*Task requirements*.
Copy each of the entries below faithfully, setting aside any pictures.

(Web page and app entries)
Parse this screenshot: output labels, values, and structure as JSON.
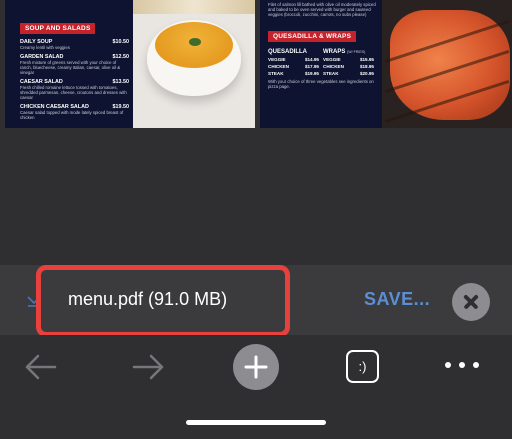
{
  "pdf_preview": {
    "left_page": {
      "category": "SOUP AND SALADS",
      "items": [
        {
          "name": "DAILY SOUP",
          "price": "$10.50",
          "desc": "Creamy lentil with veggies"
        },
        {
          "name": "GARDEN SALAD",
          "price": "$12.50",
          "desc": "Fresh mixture of greens served with your choice of ranch, bluecheese, creamy Italian, caesar, olive oil & vinegar"
        },
        {
          "name": "CAESAR SALAD",
          "price": "$13.50",
          "desc": "Fresh chilled romaine lettuce tossed with tomatoes, shredded parmesan, cheese, croutons and dresses with caesar"
        },
        {
          "name": "CHICKEN CAESAR SALAD",
          "price": "$19.50",
          "desc": "Caesar salad topped with mode lately spiced breast of chicken"
        }
      ]
    },
    "right_page": {
      "top_desc": "Filet of salmon lill bathed with olive oil moderately spiced and baked to be oven served with burger and sauteed veggies (broccoli, zucchini, carrots, no subs please)",
      "category": "QUESADILLA & WRAPS",
      "quesadilla_title": "QUESADILLA",
      "quesadilla": [
        {
          "name": "VEGGIE",
          "price": "$14.95"
        },
        {
          "name": "CHICKEN",
          "price": "$17.95"
        },
        {
          "name": "STEAK",
          "price": "$19.95"
        }
      ],
      "wraps_title": "WRAPS",
      "wraps_note": "(W/ FRIES)",
      "wraps": [
        {
          "name": "VEGGIE",
          "price": "$15.95"
        },
        {
          "name": "CHICKEN",
          "price": "$18.95"
        },
        {
          "name": "STEAK",
          "price": "$20.95"
        }
      ],
      "footer_note": "With your choice of three vegetables see ingredients on pizza page."
    }
  },
  "download": {
    "file_name": "menu.pdf (91.0 MB)",
    "save_label": "SAVE..."
  },
  "toolbar": {
    "tabs_glyph": ":)"
  }
}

*Output of the exercise*.
Parse this screenshot: output labels, values, and structure as JSON.
{
  "pdf_preview": {
    "left_page": {
      "category": "SOUP AND SALADS",
      "items": [
        {
          "name": "DAILY SOUP",
          "price": "$10.50",
          "desc": "Creamy lentil with veggies"
        },
        {
          "name": "GARDEN SALAD",
          "price": "$12.50",
          "desc": "Fresh mixture of greens served with your choice of ranch, bluecheese, creamy Italian, caesar, olive oil & vinegar"
        },
        {
          "name": "CAESAR SALAD",
          "price": "$13.50",
          "desc": "Fresh chilled romaine lettuce tossed with tomatoes, shredded parmesan, cheese, croutons and dresses with caesar"
        },
        {
          "name": "CHICKEN CAESAR SALAD",
          "price": "$19.50",
          "desc": "Caesar salad topped with mode lately spiced breast of chicken"
        }
      ]
    },
    "right_page": {
      "top_desc": "Filet of salmon lill bathed with olive oil moderately spiced and baked to be oven served with burger and sauteed veggies (broccoli, zucchini, carrots, no subs please)",
      "category": "QUESADILLA & WRAPS",
      "quesadilla_title": "QUESADILLA",
      "quesadilla": [
        {
          "name": "VEGGIE",
          "price": "$14.95"
        },
        {
          "name": "CHICKEN",
          "price": "$17.95"
        },
        {
          "name": "STEAK",
          "price": "$19.95"
        }
      ],
      "wraps_title": "WRAPS",
      "wraps_note": "(W/ FRIES)",
      "wraps": [
        {
          "name": "VEGGIE",
          "price": "$15.95"
        },
        {
          "name": "CHICKEN",
          "price": "$18.95"
        },
        {
          "name": "STEAK",
          "price": "$20.95"
        }
      ],
      "footer_note": "With your choice of three vegetables see ingredients on pizza page."
    }
  },
  "download": {
    "file_name": "menu.pdf (91.0 MB)",
    "save_label": "SAVE..."
  },
  "toolbar": {
    "tabs_glyph": ":)"
  }
}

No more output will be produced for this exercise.